“When I talk to my clients about transitioning from full coloured hair to a softer colour, I talk about introducing some of their natural sparkle…aka grey! I started calling it natural sparkle as clients need to enjoy the journey of growing out their colour and embracing their natural tone,” says Peter Mellon, Salon Partner with Medusa. David Corbett of David Corbett Hairdressing adds, “We don’t refer to it as grey, we always refer to their hair as natural.”

How do you go about the process of transitioning from coloured hair to natural?

“There are a few options,” says Terry Longen. “The first is to just go for it! This can be a full day in the salon, stripping colour out, then bleaching then toning then a strict regime of salon and at-home maintenance to keep this new silver hair looking expensive and in peak condition after all it’s been through. The initial outlay is expensive for the client and you will need all your hair knowledge at the ready to execute this and constantly explain what you’re doing and why. This will instil client confidence and assure they’re in good hands and will adhere to the aftercare advised.”

“Or you can cut a lot off and keep growing the roots through and show your client how to be creative with how they wear their hair, using wash out root retouch products when they want to feel their best at important meetings or nights out,” says Carolyn Newman, HAIRDOTCOM’s Educational Manager,“You can soften the regrowth line by adding highlights and lowlights thoughout.”

Terry also champions the ‘Ease In’, “This is probably the longest but easiest option for your client to transition to their natural grey. Basically, match up the depths and tones that are in the natural and old colour, then put lowlights of the fading tones in at the natural areas and highlight the remaining areas to give a more balanced result. My tip is each time you lowlight make sure to match up to the new ‘faded’ tone and not the original, this will help speed up the process.”

What about at home maintenance?

“It’s definitely important to educate your clients on looking after mature hair,” says Inanch Emir.

“Whatever the client’s age, beautiful hair starts with a healthy scalp.
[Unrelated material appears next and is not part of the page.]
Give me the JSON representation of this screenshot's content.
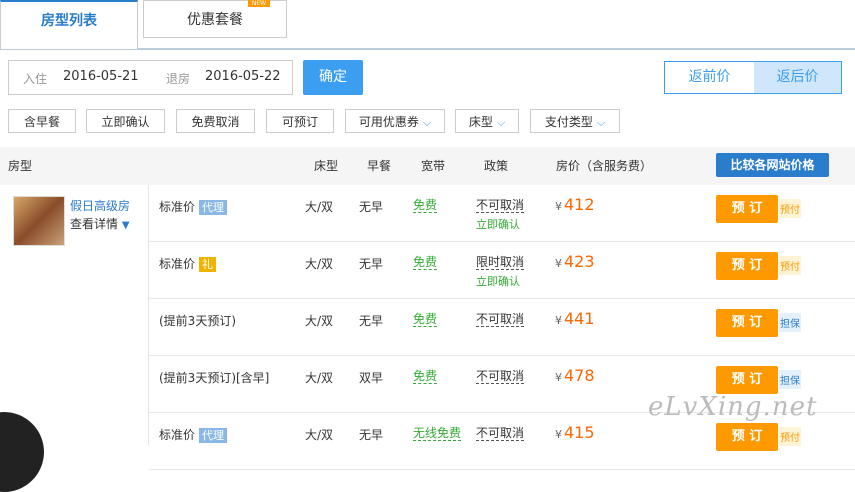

Grey hair doesn’t mean unhealthy hair and it should still be radiant and shine. Grey hair can be prone to picking up unwanted tones from pollution and often moisture needs to be packed back into the hair and scalp through oils and deep conditioning which all need to be part of the tailored aftercare programme.”

Carolyn Newman adds, “If your client has a warm skin tone they will need to have a toner or gloss over their grey to add a beige or honey tone otherwise it can drain their complexion. If they have a cool skin tone they can wear it naturally grey or have ash or steel blonde tones.”

“And the silver-grey client should be going home from the salon with a bag-full of retail products for upkeep between visits,” says Victor Pajak of Headquarters Hair Salon.

“Grey hair is coarser in texture, so I advise a rich, nourishing hair mask once a week. I also advise a purple shampoo to help keep unwanted brassy tones under control between toner applications. And, finally, I always advise heat-protecting oil – grey hair is more susceptible to heat damage. With grey hair it’s all about keeping it hydrated, so that it has a healthy youthful shine.”